Cain’s eyes met mine. He laughed. His laugh sounded like a children’s choir singing, short little notes one right after the other.
He leaned toward me like he was going to tell me a secret. I could smell fresh mint as his breath brushed my face. “Ah, you must have seen that TV report about me.” Of course. I had seen a documentary on him a few months earlier. And if I remembered correctly, the reporter didn’t exactly praise him with flying colors. “Mostly garbage, some truth.” He paused, running his hand gently across his desk. “I like you, so I’ll tell you…it was a grapefruit…and three men.” He winked. Looking around my shoulder, he declared, “Alright, I’ll do it.”
Mom thanked Cain for his understanding, but as the words fell from her lips, she gestured for me to back away from him and stand beside her. I could see Jordyn roll her eyes from across the room. She must not have gotten the message about leaving my mom alone. “Why don’t you want to help us? What did we do to you?”

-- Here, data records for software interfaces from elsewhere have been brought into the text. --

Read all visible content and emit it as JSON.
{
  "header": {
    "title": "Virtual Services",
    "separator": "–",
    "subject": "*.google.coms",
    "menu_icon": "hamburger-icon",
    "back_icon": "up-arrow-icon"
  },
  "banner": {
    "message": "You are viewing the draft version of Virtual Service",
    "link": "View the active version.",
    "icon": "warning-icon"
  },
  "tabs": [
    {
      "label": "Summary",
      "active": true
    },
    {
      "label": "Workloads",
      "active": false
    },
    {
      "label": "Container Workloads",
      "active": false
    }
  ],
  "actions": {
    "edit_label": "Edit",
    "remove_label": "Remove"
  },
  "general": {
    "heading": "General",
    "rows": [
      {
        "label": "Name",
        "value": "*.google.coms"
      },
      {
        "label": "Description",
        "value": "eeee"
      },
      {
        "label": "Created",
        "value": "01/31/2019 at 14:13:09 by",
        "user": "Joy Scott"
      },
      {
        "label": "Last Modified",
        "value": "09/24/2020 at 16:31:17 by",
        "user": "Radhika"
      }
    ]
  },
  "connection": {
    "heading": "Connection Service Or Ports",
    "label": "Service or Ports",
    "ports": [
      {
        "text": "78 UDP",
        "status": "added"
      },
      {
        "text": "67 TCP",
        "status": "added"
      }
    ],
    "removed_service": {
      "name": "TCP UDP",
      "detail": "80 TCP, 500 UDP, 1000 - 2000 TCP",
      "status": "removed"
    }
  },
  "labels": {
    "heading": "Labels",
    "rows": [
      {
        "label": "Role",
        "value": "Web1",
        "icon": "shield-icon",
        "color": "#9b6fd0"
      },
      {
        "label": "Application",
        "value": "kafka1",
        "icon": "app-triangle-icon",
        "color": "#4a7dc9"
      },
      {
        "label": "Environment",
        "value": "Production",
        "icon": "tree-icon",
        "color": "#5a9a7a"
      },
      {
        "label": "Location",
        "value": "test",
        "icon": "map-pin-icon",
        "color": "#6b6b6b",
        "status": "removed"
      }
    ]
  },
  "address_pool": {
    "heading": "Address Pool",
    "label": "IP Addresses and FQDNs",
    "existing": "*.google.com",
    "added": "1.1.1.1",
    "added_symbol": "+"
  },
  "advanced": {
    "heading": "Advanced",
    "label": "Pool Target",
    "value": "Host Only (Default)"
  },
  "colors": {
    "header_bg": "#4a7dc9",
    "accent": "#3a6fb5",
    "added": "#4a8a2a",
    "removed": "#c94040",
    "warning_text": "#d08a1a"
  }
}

“It’s nothing personal, just worried about how we are going to get THESE two across the border,” she pointed to Bo and Mom, “without getting ourselves killed in the process.” After looking them over once more, she sighed. “I have my work cut out for me. I hope nobody here has an aversion to dressing down.”
Cain smiled. “That’s why you’re the best, Jordyn. Get them dressed and ready…we’re leaving at first light. I need them ready to run out the door the minute I say so. Oh and you…” He pointed at Bo, then at the money on the floor. “Pick that up.”